The sponsors should be happy that the texture of the field changed. It means they could qualify way more people for the same money in satellites and the field would be full of their loyal customers. It also meant a higher proportion of the field would benefit from the Sole Survivor promotion. They would argue that they are spending loads on that and players shouldn't complain about the extra rake.

Paddy Power are a competitor to Black Belt on the iPoker network (we are David vs. Goliath), so it's hard for me to qualify on their site and many of the last-minute direct buy-ins have not qualified, by definition, so maybe they just don't come.

I had a nice weekend there and was just as gutted as I was in 2009/10/11 and 12 when I busted, but it wasn't quite the same. I did have a lot of fun blabbering away with Emmet and Rebecca on the live stream, but the constant Paddy Power ads are a little tough on me.

I haven't played too much poker this year and I really planned to try and approach Vegas fresh so I wouldn't get tired or jaded during my long summer trip. When Barny picked me for the England team in the European Nations Cup I just had to say yes though.

The International Federation of Poker are keen to promote poker as a skill game and the ENC would be a 'duplicate poker' event where all tables would play exactly the same hands. Seat two on table 1, 2, 3, 4, 5, 6, 7 and 8 would all get the 7-2 off-suit and we'll see who plays it best.
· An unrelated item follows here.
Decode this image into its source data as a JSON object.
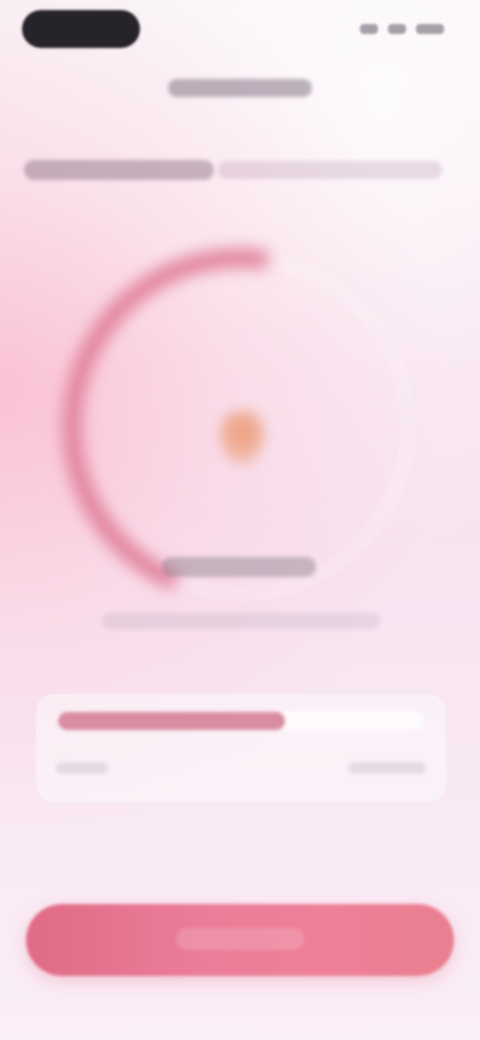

The event has no buy-in and no prize money but it would carry great prestige and there would be a team trophy as well as individual prizes.

The event was held in the lovely town of Paphos in Southern Cyprus. We were flown out there and put up in a lovely hotel for a weekend. It would be great to have a few days away and I was very proud to be picked.

As well as thinking about winning we spent a lot of time thinking about getting into the top four from fourteen countries. That would ensure that we qualified for the World Championships in November. The rumour was that the worlds would be held in Brazil. A trip to Rio in November sounded great.

I have to say that my team all played great. They must have done because I didn't really do too well but we still finished fourth. I was a little distracted by the very large amount of big bets I had placed on the US Masters and a few other things and I certainly didn't help myself by failing to grasp how the scoring system worked. I can only hope I get picked next time. I'll help carry the bags.

I had a few quiet weeks at home before the annual pilgrimage in June. For weeks my 'urgent' list had 'book flight' and 'sort out Vegas accommodation' written at the top. Most days I busied myself on Black Belt Poker promotions for iPops, the Spring Sales and our East End Live event. I even won one of the Spring Sales tourneys which was a $25 rebuy with hundreds of players.

East End Live turned out to be great fun. Aspers by the Olympic Stadium is an amazing place and it's just perfect for what we want. We persuaded over 350 players to buy in to an event online and in advance, although most of them failed to play the few hours it would take to get to Orange Belt and have a shot at a $10,000 WSOP Main Event seat added to their first prize.

It's almost like I forgot to mention it.

We paid our worthy winners and I was free to leave the country for two months to try and become the world champion. I'll tell you about that next time.